Despite being one of the poorest countries in Asia, 15-year licenses went for $500 million dollars and the winners had to pledge to build out infrastructure to cover 90% of the population in a country of 60 million people spread across the jungles of southeast Asia.

Why did entering Myanmar seem so attractive that over a dozen international mobile operators competed for these licenses? It likely had to do with the fact that Myanmar dispensed with the typical protectionist requirements that can stifle interest such as requiring domestic partners or putting caps on foreign ownership. Outside companies felt like they could come in and operate without being loaded down with requirements that might decrease their profit potential. The result is a rapid growth of Internet access that is having profound impacts on life in Myanmar from empowering women to connecting up libraries. For an example closer to home, Cuba might consider the example of Mexico, where President Nieto’s telecom reforms have eliminated caps on foreign ownership in a bid to increase competition and reduce prices.


In the past two years, there have been some modest steps towards greater access to the Internet in Cuba. These have included the activation of the ALBA-1 submarine cableopening of Internet access points, and the introduction of mobile Internet service. However, access to the Internet is still limited for a variety of reasons including price of service and outdated technology.

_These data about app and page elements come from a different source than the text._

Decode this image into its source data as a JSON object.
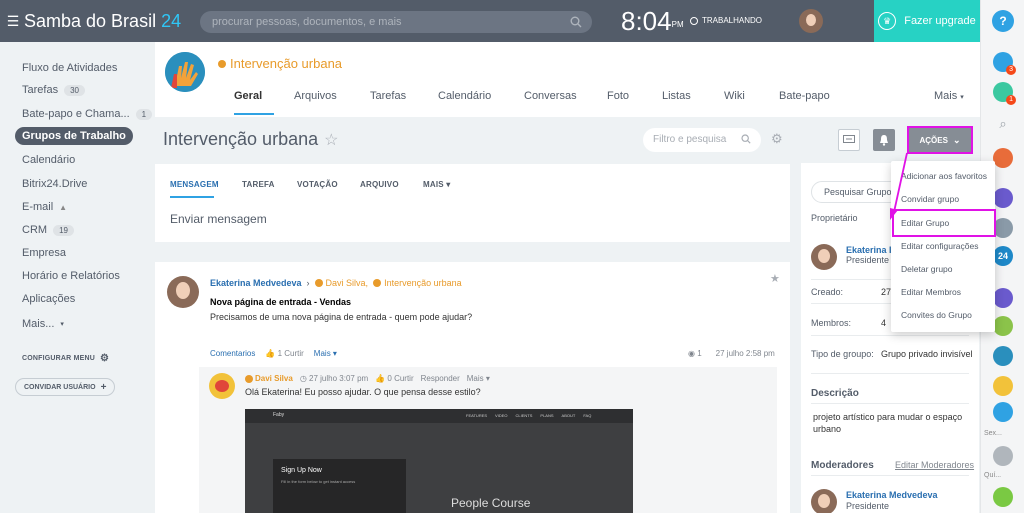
{
  "topbar": {
    "portal_name": "Samba do Brasil",
    "portal_num": "24",
    "search_placeholder": "procurar pessoas, documentos, e mais",
    "time": "8:04",
    "ampm": "PM",
    "status": "TRABALHANDO",
    "upgrade_label": "Fazer upgrade"
  },
  "sidebar": {
    "items": [
      {
        "label": "Fluxo de Atividades"
      },
      {
        "label": "Tarefas",
        "count": "30"
      },
      {
        "label": "Bate-papo e Chama...",
        "count": "1"
      },
      {
        "label": "Grupos de Trabalho"
      },
      {
        "label": "Calendário"
      },
      {
        "label": "Bitrix24.Drive"
      },
      {
        "label": "E-mail"
      },
      {
        "label": "CRM",
        "count": "19"
      },
      {
        "label": "Empresa"
      },
      {
        "label": "Horário e Relatórios"
      },
      {
        "label": "Aplicações"
      },
      {
        "label": "Mais..."
      }
    ],
    "configure": "CONFIGURAR MENU",
    "invite": "CONVIDAR USUÁRIO"
  },
  "group": {
    "name": "Intervenção urbana",
    "tabs": [
      "Geral",
      "Arquivos",
      "Tarefas",
      "Calendário",
      "Conversas",
      "Foto",
      "Listas",
      "Wiki",
      "Bate-papo",
      "Mais"
    ]
  },
  "title_row": {
    "title": "Intervenção urbana",
    "filter_placeholder": "Filtro e pesquisa",
    "actions": "AÇÕES"
  },
  "composer": {
    "tabs": [
      "MENSAGEM",
      "TAREFA",
      "VOTAÇÃO",
      "ARQUIVO",
      "MAIS"
    ],
    "placeholder": "Enviar mensagem"
  },
  "post": {
    "author": "Ekaterina Medvedeva",
    "recipients": [
      "Davi Silva,",
      "Intervenção urbana"
    ],
    "title": "Nova página de entrada - Vendas",
    "body": "Precisamos de uma nova página de entrada - quem pode ajudar?",
    "actions": {
      "comments": "Comentarios",
      "like": "1 Curtir",
      "more": "Mais"
    },
    "views": "1",
    "date": "27 julho 2:58 pm"
  },
  "comment": {
    "author": "Davi Silva",
    "date": "27 julho 3:07 pm",
    "likes": "0 Curtir",
    "reply": "Responder",
    "more": "Mais",
    "body": "Olá Ekaterina! Eu posso ajudar. O que pensa desse estilo?",
    "shot": {
      "logo": "Faby",
      "nav": [
        "FEATURES",
        "VIDEO",
        "CLIENTS",
        "PLANS",
        "ABOUT",
        "FAQ"
      ],
      "signup": "Sign Up Now",
      "fill": "Fill in the form below to get instant access",
      "bottom": "People Course"
    }
  },
  "info": {
    "search_placeholder": "Pesquisar Grupo",
    "owner_label": "Proprietário",
    "owner_name": "Ekaterina I",
    "owner_role": "Presidente",
    "created_label": "Creado:",
    "created_val": "27",
    "members_label": "Membros:",
    "members_val": "4",
    "type_label": "Tipo de groupo:",
    "type_val": "Grupo privado invisível",
    "desc_label": "Descrição",
    "desc_val": "projeto artístico para mudar o espaço urbano",
    "mods_label": "Moderadores",
    "edit_mods": "Editar Moderadores",
    "mod_name": "Ekaterina Medvedeva",
    "mod_role": "Presidente"
  },
  "dropdown": {
    "items": [
      "Adicionar aos favoritos",
      "Convidar grupo",
      "Editar Grupo",
      "Editar configurações",
      "Deletar grupo",
      "Editar Membros",
      "Convites do Grupo"
    ]
  },
  "right_rail": {
    "notif_count": "3",
    "chat_count": "1",
    "label_1": "Sex...",
    "label_2": "Quí..."
  },
  "colors": {
    "topbar": "#535c69",
    "accent": "#2fa2e3",
    "upgrade": "#27d2c4",
    "highlight": "#e012e6",
    "group_orange": "#e89b2b"
  }
}
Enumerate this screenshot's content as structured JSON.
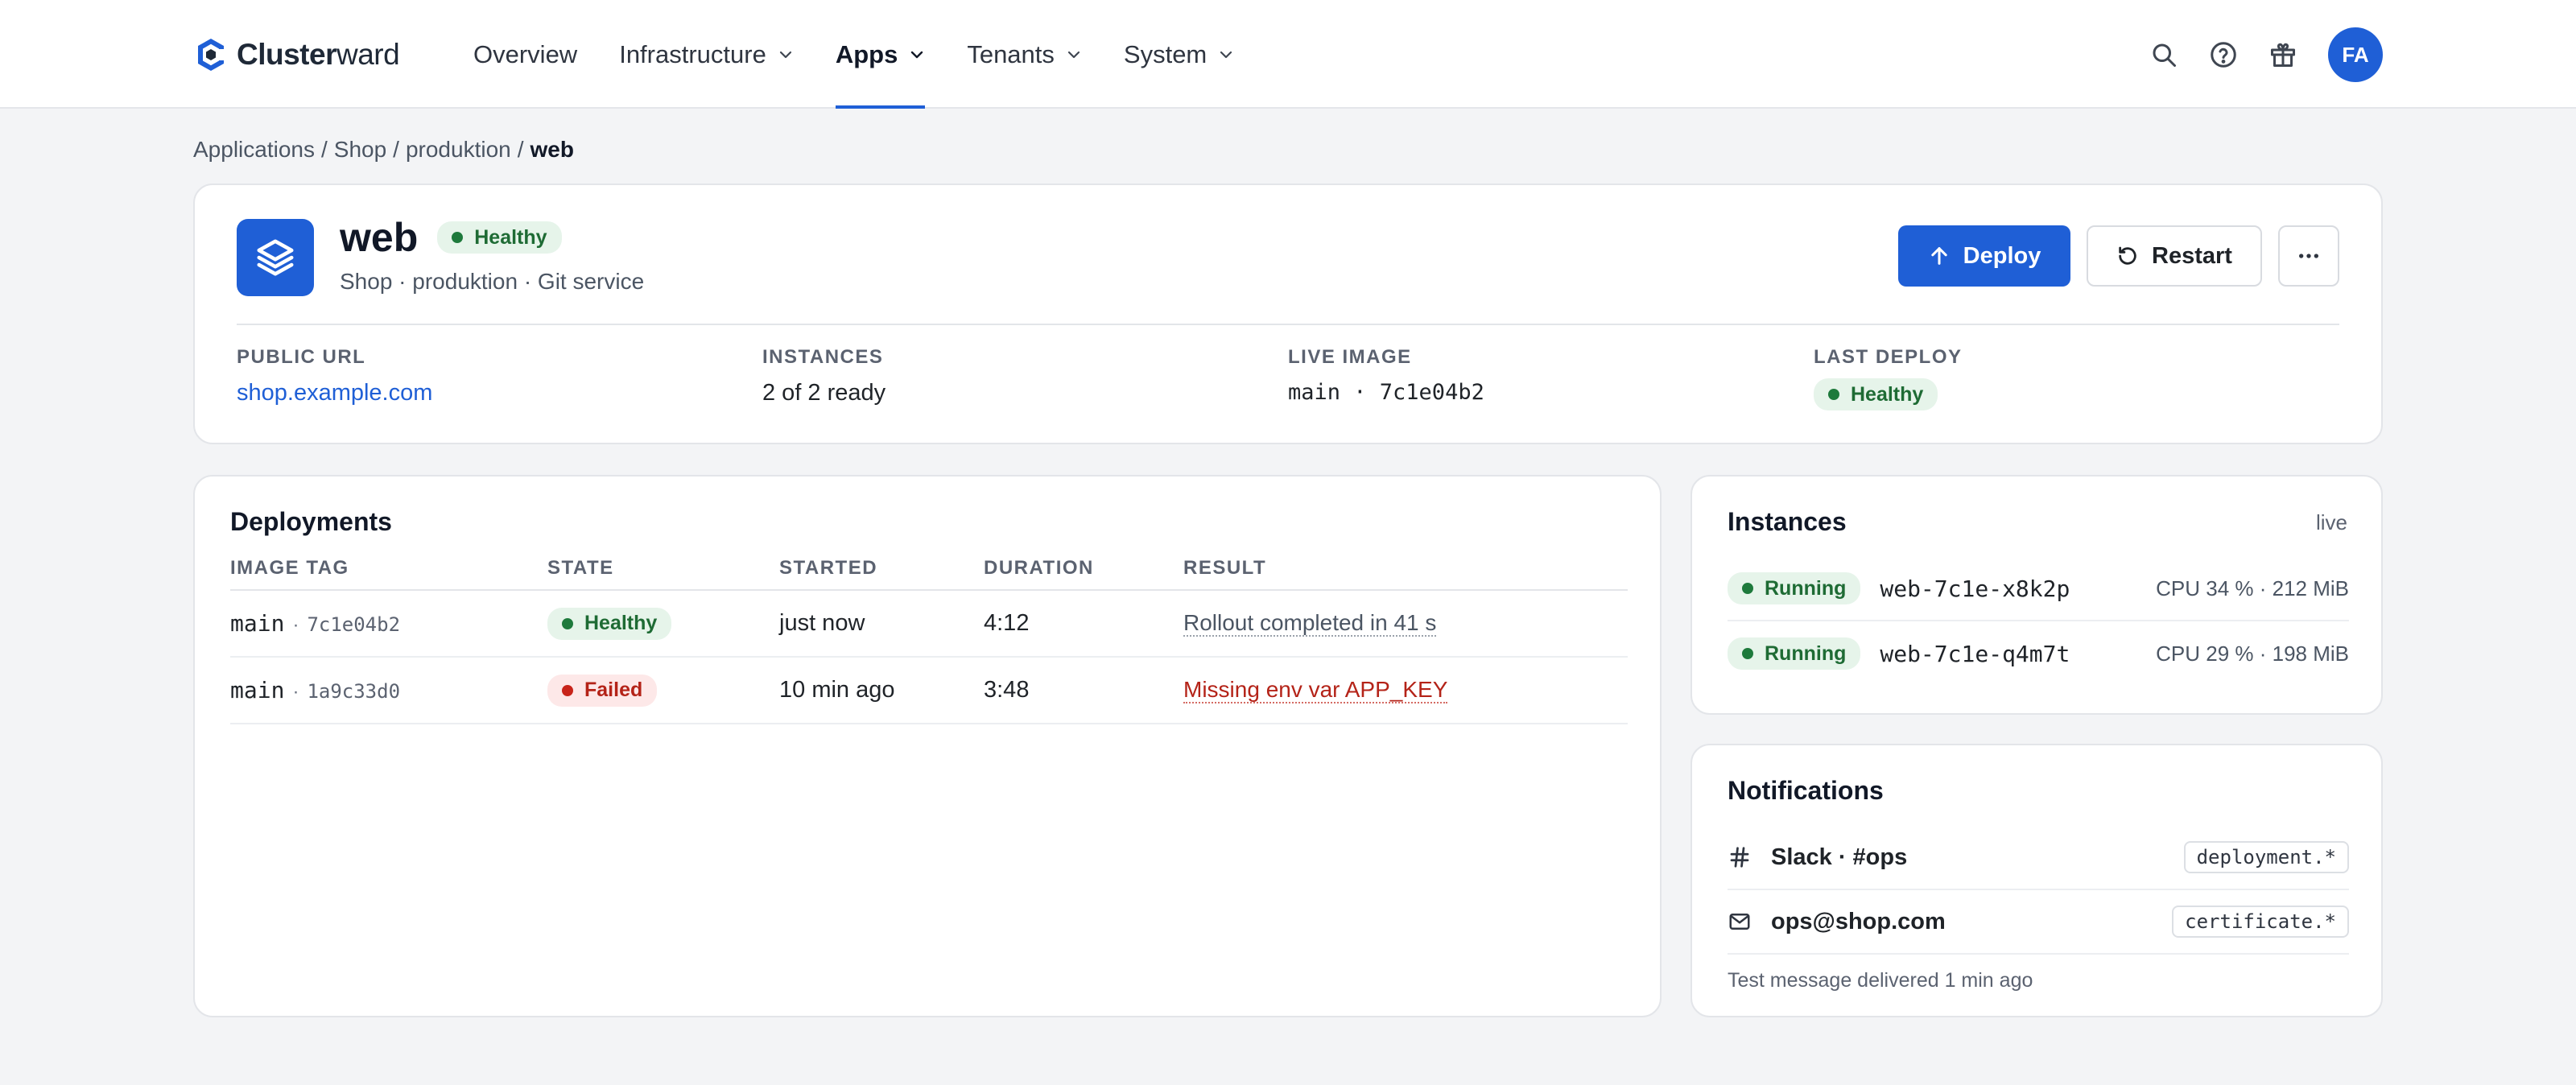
{
  "brand": {
    "name_bold": "Cluster",
    "name_light": "ward",
    "accent": "#1f5fd6"
  },
  "nav": {
    "items": [
      {
        "label": "Overview",
        "has_menu": false
      },
      {
        "label": "Infrastructure",
        "has_menu": true
      },
      {
        "label": "Apps",
        "has_menu": true,
        "active": true
      },
      {
        "label": "Tenants",
        "has_menu": true
      },
      {
        "label": "System",
        "has_menu": true
      }
    ],
    "icons": [
      "search-icon",
      "help-icon",
      "gift-icon"
    ],
    "avatar_initials": "FA"
  },
  "breadcrumb": {
    "items": [
      "Applications",
      "Shop",
      "produktion"
    ],
    "current": "web",
    "separator": "/"
  },
  "app": {
    "name": "web",
    "status": "Healthy",
    "subtitle": "Shop · produktion · Git service",
    "icon": "layers-icon",
    "actions": {
      "deploy": "Deploy",
      "restart": "Restart",
      "more_icon": "more-horizontal-icon"
    }
  },
  "meta": {
    "public_url": {
      "label": "PUBLIC URL",
      "value": "shop.example.com"
    },
    "instances": {
      "label": "INSTANCES",
      "value": "2 of 2 ready"
    },
    "live_image": {
      "label": "LIVE IMAGE",
      "value": "main · 7c1e04b2"
    },
    "last_deploy": {
      "label": "LAST DEPLOY",
      "value": "Healthy"
    }
  },
  "deployments": {
    "title": "Deployments",
    "columns": [
      "IMAGE TAG",
      "STATE",
      "STARTED",
      "DURATION",
      "RESULT"
    ],
    "rows": [
      {
        "branch": "main",
        "sep": "·",
        "hash": "7c1e04b2",
        "state": "Healthy",
        "started": "just now",
        "duration": "4:12",
        "result": "Rollout completed in 41 s"
      },
      {
        "branch": "main",
        "sep": "·",
        "hash": "1a9c33d0",
        "state": "Failed",
        "started": "10 min ago",
        "duration": "3:48",
        "result": "Missing env var APP_KEY"
      }
    ]
  },
  "instances": {
    "title": "Instances",
    "live_label": "live",
    "items": [
      {
        "status": "Running",
        "name": "web-7c1e-x8k2p",
        "usage": "CPU 34 % · 212 MiB"
      },
      {
        "status": "Running",
        "name": "web-7c1e-q4m7t",
        "usage": "CPU 29 % · 198 MiB"
      }
    ]
  },
  "notifications": {
    "title": "Notifications",
    "items": [
      {
        "icon": "hash-icon",
        "name": "Slack · #ops",
        "filter": "deployment.*"
      },
      {
        "icon": "mail-icon",
        "name": "ops@shop.com",
        "filter": "certificate.*"
      }
    ],
    "footer": "Test message delivered 1 min ago"
  },
  "colors": {
    "success_bg": "#e6f4ea",
    "success_fg": "#1e6b34",
    "danger_bg": "#fde8e8",
    "danger_fg": "#b42318"
  }
}
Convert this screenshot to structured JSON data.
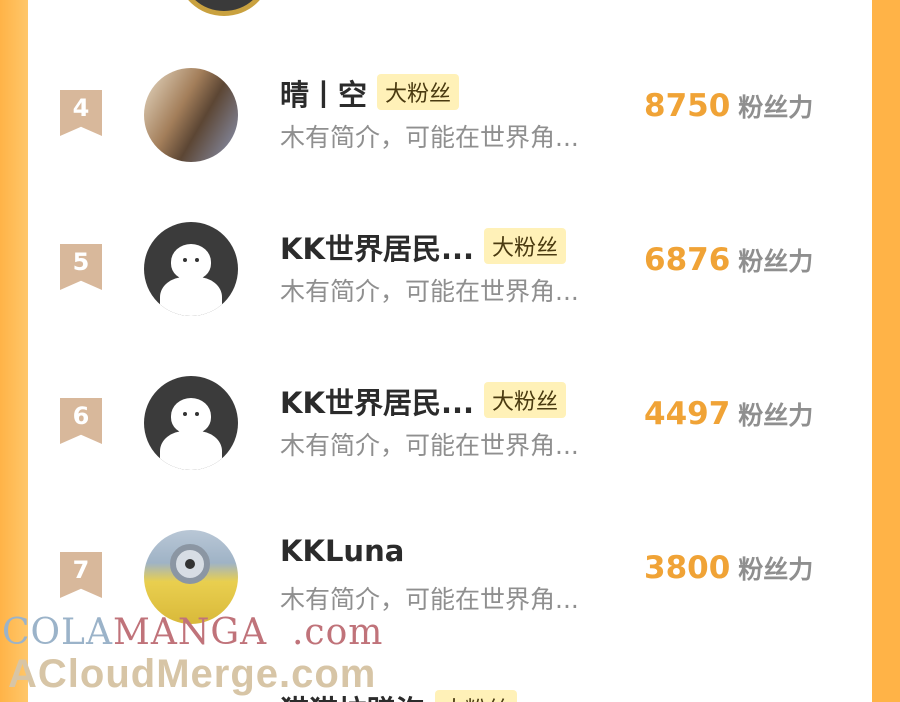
{
  "leaderboard": {
    "rows": [
      {
        "rank": "4",
        "name": "晴丨空",
        "badge": "大粉丝",
        "bio": "木有简介，可能在世界角...",
        "score": "8750",
        "unit": "粉丝力"
      },
      {
        "rank": "5",
        "name": "KK世界居民...",
        "badge": "大粉丝",
        "bio": "木有简介，可能在世界角...",
        "score": "6876",
        "unit": "粉丝力"
      },
      {
        "rank": "6",
        "name": "KK世界居民...",
        "badge": "大粉丝",
        "bio": "木有简介，可能在世界角...",
        "score": "4497",
        "unit": "粉丝力"
      },
      {
        "rank": "7",
        "name": "KKLuna",
        "badge": "",
        "bio": "木有简介，可能在世界角...",
        "score": "3800",
        "unit": "粉丝力"
      }
    ],
    "partial_row": {
      "name": "猫猫拉蹭泡",
      "badge": "大粉丝"
    }
  },
  "watermark": {
    "line1_a": "COLA",
    "line1_b": "MANGA",
    "line1_c": ".com",
    "line2": "ACloudMerge.com"
  },
  "colors": {
    "accent": "#f0a336",
    "frame": "#ffb347",
    "badge_bg": "#fff1b8",
    "rank_bg": "#d8b89b"
  }
}
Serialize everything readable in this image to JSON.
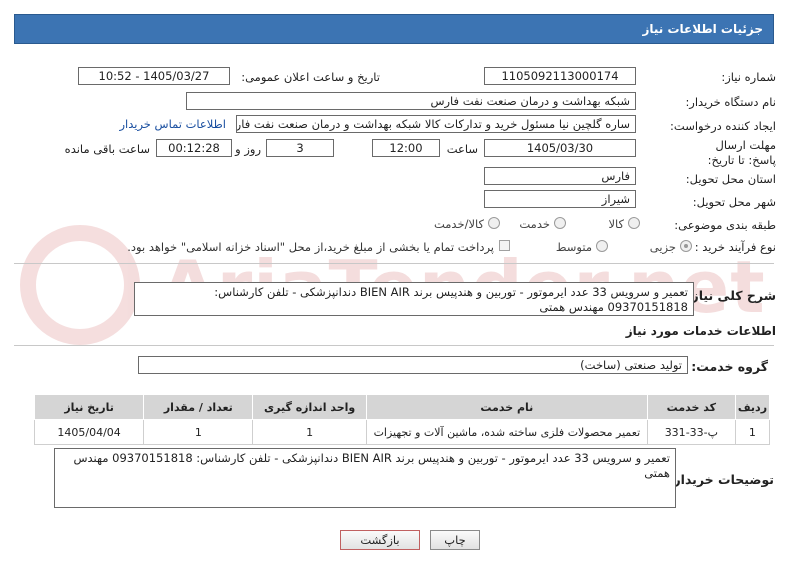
{
  "panel_title": "جزئیات اطلاعات نیاز",
  "fields": {
    "need_number_label": "شماره نیاز:",
    "need_number": "1105092113000174",
    "announce_label": "تاریخ و ساعت اعلان عمومی:",
    "announce_value": "1405/03/27 - 10:52",
    "buyer_org_label": "نام دستگاه خریدار:",
    "buyer_org": "شبکه بهداشت و درمان صنعت نفت فارس",
    "requester_label": "ایجاد کننده درخواست:",
    "requester": "ساره گلچین نیا مسئول خرید و تدارکات کالا شبکه بهداشت و درمان صنعت نفت فارس",
    "contact_link": "اطلاعات تماس خریدار",
    "deadline_label": "مهلت ارسال پاسخ: تا تاریخ:",
    "deadline_date": "1405/03/30",
    "time_label": "ساعت",
    "deadline_time": "12:00",
    "days_value": "3",
    "days_label": "روز و",
    "remaining_time": "00:12:28",
    "remaining_label": "ساعت باقی مانده",
    "province_label": "استان محل تحویل:",
    "province": "فارس",
    "city_label": "شهر محل تحویل:",
    "city": "شیراز",
    "category_label": "طبقه بندی موضوعی:",
    "category_options": [
      "کالا",
      "خدمت",
      "کالا/خدمت"
    ],
    "process_label": "نوع فرآیند خرید :",
    "process_options": [
      "جزیی",
      "متوسط"
    ],
    "payment_note": "پرداخت تمام یا بخشی از مبلغ خرید،از محل \"اسناد خزانه اسلامی\" خواهد بود."
  },
  "summary": {
    "label": "شرح کلی نیاز:",
    "text": "تعمیر و سرویس 33 عدد ایرموتور - توربین و هندپیس برند BIEN AIR دندانپزشکی - تلفن کارشناس: 09370151818 مهندس همتی"
  },
  "services": {
    "section_title": "اطلاعات خدمات مورد نیاز",
    "group_label": "گروه خدمت:",
    "group_value": "تولید صنعتی (ساخت)",
    "columns": [
      "ردیف",
      "کد خدمت",
      "نام خدمت",
      "واحد اندازه گیری",
      "تعداد / مقدار",
      "تاریخ نیاز"
    ],
    "rows": [
      [
        "1",
        "پ-33-331",
        "تعمیر محصولات فلزی ساخته شده، ماشین آلات و تجهیزات",
        "1",
        "1",
        "1405/04/04"
      ]
    ]
  },
  "buyer_notes": {
    "label": "توضیحات خریدار:",
    "text": "تعمیر و سرویس 33 عدد ایرموتور - توربین و هندپیس برند BIEN AIR دندانپزشکی - تلفن کارشناس: 09370151818 مهندس همتی"
  },
  "buttons": {
    "print": "چاپ",
    "back": "بازگشت"
  },
  "watermark": "AriaTender.net",
  "colors": {
    "header": "#3c74b3",
    "link": "#1a4fa0"
  }
}
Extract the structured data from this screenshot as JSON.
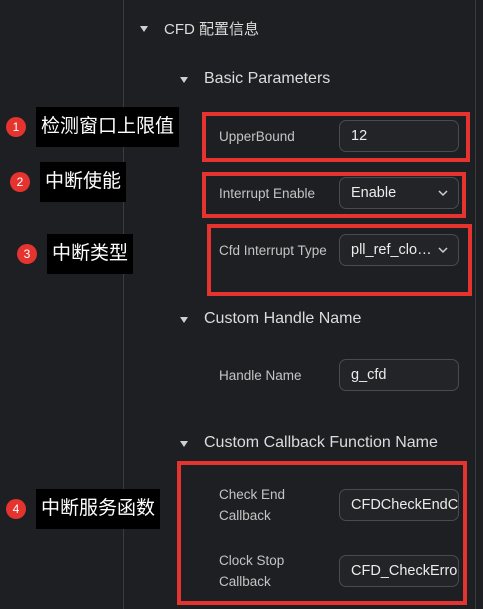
{
  "section": {
    "title": "CFD 配置信息"
  },
  "groups": {
    "basic": {
      "title": "Basic Parameters"
    },
    "handle": {
      "title": "Custom Handle Name"
    },
    "callback": {
      "title": "Custom Callback Function Name"
    }
  },
  "fields": {
    "upper_bound": {
      "label": "UpperBound",
      "value": "12"
    },
    "interrupt_enable": {
      "label": "Interrupt Enable",
      "value": "Enable"
    },
    "interrupt_type": {
      "label": "Cfd Interrupt Type",
      "value": "pll_ref_clock_fail"
    },
    "handle_name": {
      "label": "Handle Name",
      "value": "g_cfd"
    },
    "check_end_callback": {
      "label_line1": "Check End",
      "label_line2": "Callback",
      "value": "CFDCheckEndCallback"
    },
    "clock_stop_callback": {
      "label_line1": "Clock Stop",
      "label_line2": "Callback",
      "value": "CFD_CheckErrorCallback"
    }
  },
  "annotations": [
    {
      "num": "1",
      "text": "检测窗口上限值"
    },
    {
      "num": "2",
      "text": "中断使能"
    },
    {
      "num": "3",
      "text": "中断类型"
    },
    {
      "num": "4",
      "text": "中断服务函数"
    }
  ],
  "colors": {
    "background": "#1e1f22",
    "highlight": "#e5342f",
    "field_bg": "#232427",
    "annotation_bg": "#000000"
  },
  "icons": {
    "collapse": "caret-down-icon",
    "dropdown": "chevron-down-icon"
  }
}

Cuba’s pledge to increase Internet access for their citizens is a very hopeful sign and appears to be a departure from its warning last year that the activation of ALBA-1 “will not mean that possibilities for access will automatically multiply.” We will have to wait and see what precisely this pledge entails to really understand its implications for the future. However, there is reason to believe that impressive growth being experienced currently in Myanmar could be replicated in Cuba—but it would require a capitalist approach for one of the world’s last remaining communist countries. In Cuba, such a mind shift would be… revolutionary.

This post originally appeared at Dyn.

📬 Sign up for the Daily Brief

Our free, fast, and fun briefing on the global economy, delivered every weekday morning.